→ Task directions:
Report every line from the following entries that contains the string "Create".

→ Supplied material:
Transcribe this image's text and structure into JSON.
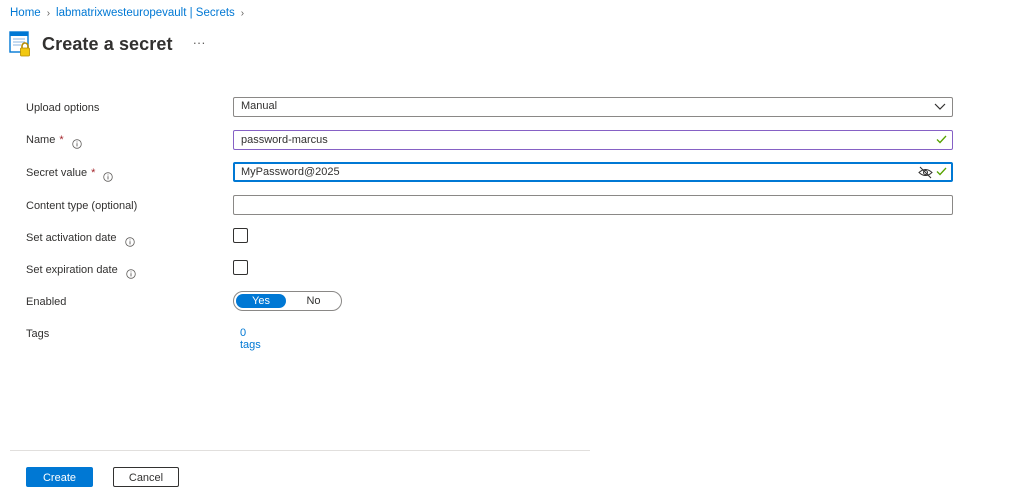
{
  "breadcrumb": [
    {
      "label": "Home"
    },
    {
      "label": "labmatrixwesteuropevault | Secrets"
    }
  ],
  "header": {
    "title": "Create a secret",
    "more": "···"
  },
  "form": {
    "upload_options": {
      "label": "Upload options",
      "value": "Manual"
    },
    "name": {
      "label": "Name",
      "required": "*",
      "value": "password-marcus"
    },
    "secret_value": {
      "label": "Secret value",
      "required": "*",
      "value": "MyPassword@2025"
    },
    "content_type": {
      "label": "Content type (optional)",
      "value": ""
    },
    "activation_date": {
      "label": "Set activation date"
    },
    "expiration_date": {
      "label": "Set expiration date"
    },
    "enabled": {
      "label": "Enabled",
      "yes": "Yes",
      "no": "No",
      "selected": "Yes"
    },
    "tags": {
      "label": "Tags",
      "link": "0 tags"
    }
  },
  "footer": {
    "create_label": "Create",
    "cancel_label": "Cancel"
  },
  "colors": {
    "accent": "#0078d4",
    "success": "#57a300",
    "required": "#a4262c",
    "valid_border": "#8661c5"
  }
}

→ Answer for the task:
    "title": "Create a secret",
    "create_label": "Create",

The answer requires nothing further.